The wine classification systems in the European Union are largely based on geographical origin, production processes, and grape varieties used in winemaking. This approach is present in most European countries with more or less variations and levels. In Germany, the classification also takes into account the ripeness level of grape at the time of harvest. This factor influences the sweetness of the final product. The goal for this article is to draw possible parallels between the wine classification systems in Portugal and Germany.
“Deutscher Wein” (German wine) is the most basic category in Germany and does not have specific quality requirements, other than the grapes being produced in Germany. In Portugal, the lowest level of classification is called “vinho” or “vinho de mesa” (table wine). In this category, regulatory requirements are minimal. I would like to point out that the designation “vinho de mesa” is also used in other European countries (e.g., Italy – Vino da Tavola) for the lowest level on the wine quality scale.

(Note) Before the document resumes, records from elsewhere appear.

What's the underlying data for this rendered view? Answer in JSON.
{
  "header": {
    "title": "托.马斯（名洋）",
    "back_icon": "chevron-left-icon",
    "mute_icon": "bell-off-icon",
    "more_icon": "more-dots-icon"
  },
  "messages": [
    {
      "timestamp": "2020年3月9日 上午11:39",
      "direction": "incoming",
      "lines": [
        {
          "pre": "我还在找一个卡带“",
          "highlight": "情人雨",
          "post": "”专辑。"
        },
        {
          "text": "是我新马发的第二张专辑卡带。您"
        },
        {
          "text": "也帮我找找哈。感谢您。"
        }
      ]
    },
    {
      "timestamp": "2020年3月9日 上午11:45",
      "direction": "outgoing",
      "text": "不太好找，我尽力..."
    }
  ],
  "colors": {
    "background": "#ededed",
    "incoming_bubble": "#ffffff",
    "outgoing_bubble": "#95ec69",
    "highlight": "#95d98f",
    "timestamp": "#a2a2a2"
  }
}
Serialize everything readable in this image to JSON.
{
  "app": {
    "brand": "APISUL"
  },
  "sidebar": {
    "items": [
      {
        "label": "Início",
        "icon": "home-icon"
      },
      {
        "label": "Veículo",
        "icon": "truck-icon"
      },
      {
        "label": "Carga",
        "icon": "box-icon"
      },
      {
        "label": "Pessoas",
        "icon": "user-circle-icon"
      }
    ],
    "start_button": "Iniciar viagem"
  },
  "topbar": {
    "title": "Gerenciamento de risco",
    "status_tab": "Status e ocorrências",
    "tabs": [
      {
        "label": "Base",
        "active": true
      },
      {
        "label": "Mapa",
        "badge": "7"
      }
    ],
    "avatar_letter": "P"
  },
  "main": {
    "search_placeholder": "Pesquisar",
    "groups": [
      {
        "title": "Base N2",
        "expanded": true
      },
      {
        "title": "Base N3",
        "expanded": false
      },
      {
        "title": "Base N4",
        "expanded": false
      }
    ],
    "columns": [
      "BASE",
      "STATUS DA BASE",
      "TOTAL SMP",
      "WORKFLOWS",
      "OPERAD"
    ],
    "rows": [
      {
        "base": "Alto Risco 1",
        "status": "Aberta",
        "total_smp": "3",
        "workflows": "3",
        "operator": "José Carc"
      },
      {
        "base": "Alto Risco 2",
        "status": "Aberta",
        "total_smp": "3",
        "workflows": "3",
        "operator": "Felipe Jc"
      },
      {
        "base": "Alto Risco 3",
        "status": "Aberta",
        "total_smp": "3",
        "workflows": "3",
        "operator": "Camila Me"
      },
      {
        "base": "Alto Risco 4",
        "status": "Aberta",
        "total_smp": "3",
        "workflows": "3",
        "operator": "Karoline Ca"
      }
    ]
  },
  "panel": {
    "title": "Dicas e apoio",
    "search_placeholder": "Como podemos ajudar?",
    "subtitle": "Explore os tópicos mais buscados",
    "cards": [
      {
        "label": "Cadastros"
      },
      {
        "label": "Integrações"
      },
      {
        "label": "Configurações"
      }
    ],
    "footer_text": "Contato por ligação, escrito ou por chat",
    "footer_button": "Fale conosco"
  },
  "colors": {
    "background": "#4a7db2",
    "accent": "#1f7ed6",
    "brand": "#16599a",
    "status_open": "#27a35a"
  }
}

The next step
The second level of quality in Portugal is “vinho regional” (VR), which includes all wine produced in defined areas within the Portuguese territory. The regulations for VR wines are less strict compared to higher classifications, allowing for more flexibility in winemaking techniques and grape varieties. I can state that there is some parallelism with the wine category called “Landwein” in Germany. These wines have slightly stricter quality standards than “Deutscher Wein” (not only a more restricted region but also limitations on yield/production and grape variety).
The stricter regulations
If we want to find the category that has the most similarities in both countries, we have to compare wines designated as “Qualitätswein bestimmter Anbaugebiete” (QbA – Quality wine from specific regions) and Portuguese wines designated as wines with controlled designation of origin (DOC – Denominação de Origem Controlada). Both QbA and DOC represent quality wines from specific regions (in the Portuguese case, called “demarcated” regions). Both have stricter regulations regarding grape varieties, production practices, yield, and winemaking. Wines included in these categories have to be approved by a tasting panel to ensure their quality. This is the highest category of wine in Portugal.
In Portugal, there is another category that I would like to mention – IGP wines (Indicação Geográfica Protegida), which is an intermediate class between VR and DOC wines. IGP wines are very similar to DOC wines in almost every aspect, although their regulations are less strict, both in terms of grape varieties used and production and verification processes.
In Germany, there is also a superior category called “Prädikatswein,” based on the level of grape ripeness at harvest. Here we find six subtypes, which I will list in increasing order of sweetness: Kabinett, Spätlese, Auslese, Beerenauslese, Eiswein, Trockenbeerenauslese. I would like to emphasize that both wines classified as Beerenauslese and Trockenbeerenauslese are made from grapes affected by noble rot (grapes infected with the fungus Botrytis cinerea). Additionally, it is important to highlight the category of Eiswein, which, as the name suggests, is the result of grapes harvested at sub-zero temperatures (-7°C – frozen grapes).
Conformity or not?
In summary, although there is an effort to align the wine classification in the European Union, specificities persist (which, in my opinion, is appropriate) in national classifications. This allows the preservation of traditional culture and knowledge, protecting the identity of the wine, producer, region, and country.